Inside the Kasbah, the hundreds years old houses are lining up tightly side by side along the rustic narrow streets, and everything is painted white and blue. I have been told that the blue paint is believed to ward off mosquitoes because the blood-sucking insects simply don’t like the color (heck, I thought they were colorblind!).
Decorated doors and random cats taking nap in the middle of the passage way made our stroll in this Kasbah very enjoyable (apart from that one unsolicited tour guide pestering with his unsolicited services along the way, but that’s a story for another post).
The main alleys in this Kasbah lead to a cliff-side viewing point, where you can find the Rabat beach to the north and the Bou Regreg marina to the east.This Kasbah has been given the World Heritage Status by the UNESCO since 2012. It is definitely a place to visit!
Bou Regreg marina
IMHO, Bou Regreg marina is the place to hang out around Rabat medina. Chic restaurants offering their best seafood menu lined up neatly along this marina.
We had the best stuffed calamari in tomato sauce at one of the restaurants. The appetizer was free; an array of various olives, cheese, and bread. Fancy pantsy?

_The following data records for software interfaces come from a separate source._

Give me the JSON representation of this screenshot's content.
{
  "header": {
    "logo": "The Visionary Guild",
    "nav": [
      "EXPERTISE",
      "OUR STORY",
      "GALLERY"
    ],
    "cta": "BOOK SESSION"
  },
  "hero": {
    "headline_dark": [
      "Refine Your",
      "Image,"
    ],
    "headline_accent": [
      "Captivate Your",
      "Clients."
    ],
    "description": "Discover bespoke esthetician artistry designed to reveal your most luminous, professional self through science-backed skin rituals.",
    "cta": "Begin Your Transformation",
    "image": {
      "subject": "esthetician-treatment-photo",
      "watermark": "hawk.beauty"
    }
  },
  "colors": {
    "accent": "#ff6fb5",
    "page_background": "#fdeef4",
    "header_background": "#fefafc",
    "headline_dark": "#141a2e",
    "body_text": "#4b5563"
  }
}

Indeed, but it’s not just that, the restaurants also offer the best view overlooking the mighty kasbah.
Mausoleum of Mohammed V
South East of the medina, there are another awesome structures to visit on the Yacoub Al Mansyur esplanade; the Hassan Tower and the mausoleum of Mohammed V. This must be one of Morocco’s most valued area because it is all time guarded by royal guards mounted on horses.
The construction of the tower was started in the 12th century, and the word has it that the tower was intended to be the tallest minaret in the world. Unfortunately, the project has never been completed, the construction of this minaret was abandon when the sultan who initiated the tower died. The minaret was planned to be so tall that in the inside, instead of stairs, there is a ramp where the muezzin (the person who call prayers) can go up riding a horse and issue the prayer call from the top of the minaret. How awesome would that be??
The mausoleum is located right on the opposite of the tower and it contains the late King Hasan II (the grandfather of the present king of Morocco) and his two sons. From the outside, the mausoleum looks pretty humble with its white walls and green roof (totally Islamic colors), but once you managed to pass those
handsome serious-looking guards, you will find such a stunning interior elaborately decorated with Morocco’s best traditional craftmanship with intricate zellij mosaics down from the floor to up the ceiling of hand-carved cedar wood and golden leaf muqarnas.
Between the tower and the mausoleum are the pillars that were meant to be the pillar of a huge mosque, which was also abandon halfway of the construction.
The Chellah necropolis
Do you remember when I said that the ancient Roman were the true travelers? Well, they were. In fact, you can even find their foot steps right here in Rabat. Chellah or also known as the Roman town of Sala Colonia is located just a few step away from Rabat old town. .
The ancient roman city is surrounded by walls which has been restored by the government as part of their effort in maintaining this historical city. The main attraction of this place is the kittens..
Just kidding, although there are a significant number of cats roaming freely in this fortified city, the main attraction of this place are the ruins of what once used to be a very busy city. You will find the ruins of a religious school, remains of courtyard, fountain, dormitories, and storks. Yes, storks, the baby mailman bird (although unfortunately neither of us managed to get any pic of the bird).
Through his pics, Nico has taught me a bitter lesson; sometime the best pics taken are those without me in it…